There’s all this blathering, coming from some of the patients and some of the doctors.One of the doctors is defending Marlon.
‘Now, now, listen. This isn’t all the fault of that one man. He already done nuff ting for our hospital. And y’all talking about some petition like is some gospel but y’all nah ah go to dem patient on time.’
A doctor says in defense of himself: ’I go to every patient and ask how their day is. Not like them nurses who don’t stand for ten minutes without complaining for a chair.’
And now a nurse says in defence of herself: ’A chair? We ten nurses sitting a desk when dey only have six chairs… and five a we crowd around at table which can only hold three . We don’t sleep in de day, we listen to every man complain.
‘This is different from a doctor ya say?’
‘Ya thinking it ain’t different, but it is. Ya just need to take a look at the pay cheque and sit back.’
‘The pay cheque?’
‘Yes, the pay cheque.’ Another nurse with blonde braids chirps in: ‘Twelve years done since I working at dis hospital.’ She takes a break to show off her name tag. ‘Twelve years. And I know what I am getting paid.’
Another doctor starts at it again: ‘Ya listen to this…’

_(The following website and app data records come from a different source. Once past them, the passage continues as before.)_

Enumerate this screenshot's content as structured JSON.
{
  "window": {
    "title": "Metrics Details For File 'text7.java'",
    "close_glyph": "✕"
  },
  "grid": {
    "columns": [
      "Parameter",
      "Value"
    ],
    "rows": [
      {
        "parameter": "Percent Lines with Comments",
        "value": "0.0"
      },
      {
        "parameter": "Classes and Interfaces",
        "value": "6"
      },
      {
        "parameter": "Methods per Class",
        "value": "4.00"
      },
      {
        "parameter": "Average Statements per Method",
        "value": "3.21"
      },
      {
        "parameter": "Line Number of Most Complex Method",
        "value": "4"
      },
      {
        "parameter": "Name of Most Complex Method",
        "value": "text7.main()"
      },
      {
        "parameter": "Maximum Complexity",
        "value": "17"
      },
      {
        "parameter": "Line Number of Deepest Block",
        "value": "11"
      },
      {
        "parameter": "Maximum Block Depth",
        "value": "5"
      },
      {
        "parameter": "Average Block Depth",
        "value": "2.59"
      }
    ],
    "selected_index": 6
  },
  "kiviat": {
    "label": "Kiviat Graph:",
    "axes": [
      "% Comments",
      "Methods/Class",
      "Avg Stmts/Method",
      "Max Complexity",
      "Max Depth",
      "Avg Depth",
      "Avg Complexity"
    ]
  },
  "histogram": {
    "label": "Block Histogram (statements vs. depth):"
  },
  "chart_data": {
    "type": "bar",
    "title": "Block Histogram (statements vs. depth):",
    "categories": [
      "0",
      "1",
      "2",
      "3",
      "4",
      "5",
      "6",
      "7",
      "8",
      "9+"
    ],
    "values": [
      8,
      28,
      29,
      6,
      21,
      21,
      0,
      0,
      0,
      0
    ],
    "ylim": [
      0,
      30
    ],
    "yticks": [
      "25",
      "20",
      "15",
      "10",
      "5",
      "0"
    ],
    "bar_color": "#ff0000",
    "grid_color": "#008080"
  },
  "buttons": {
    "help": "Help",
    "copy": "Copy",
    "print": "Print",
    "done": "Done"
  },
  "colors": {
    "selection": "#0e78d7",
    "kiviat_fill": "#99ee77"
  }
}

At this point the nurses and doctors are spitting words back to back, pointing fingers, forgetting who they were mad at in the first place.
Marlon puts his fingers to his mouth like he is fixing to whistle, but he keeps his two fingers at lips, because he knows what will happen if he calms them down really. In the meantime the Father man is quiet because being quiet is what he likes to be.
The Father man doesn’t like to be a conflict man. The Father man likes to keep to himself and let everything happen and then go back to the work he tells himself he is supposed to be doing.
Why does the Father man speak up out of nowhere?
‘Ya all stop and listen here. Ya can’t stop blaming this on this person or that. The gas leak is one thing out of many. We are using hospital bed from the eighties. We have patients who are dying from our own neglect. We all have to be working hard. If change has to come, change is what we have to be starting.’
The Father man feels like his legs are wobbling, the Father man feels like he is about to lose the breath in this chest. The Father man is becoming the warrior man, the Kofi kind of man.
The Father man might be changing but the Father man is thought by everyone as the passive man because that is how the Father man was thought of by the other men. The police cars are coming and the fire truck is coming and Marlon is leaving. He goes says something to the police. The firemen march into the building. The men and the women start talking about other things.
‘So, how ya missus doing?’
‘So, when ya go ta Port of Spain ya got ta change ya clothes so no one know who ya with.’
‘I’m getting hungry. Ya want a bake an saltfish?’
It is like no one even heard what Father said. It is like no one even felt like listening. That is normal for Father man. For decades in and decades out he has been that man no one listens to. Soon the fireman comes and says the gas leak has been fixed. Soon the doctors and nurses and patients are going back in. It is normal for them that things go wrong in Georgetown, and they are fine now that it is getting fixed.
But the Father man said what the Father man said and the Father man mean it.
Another minute done pass, and another minute done gone, and Father’s legs aren’t moving.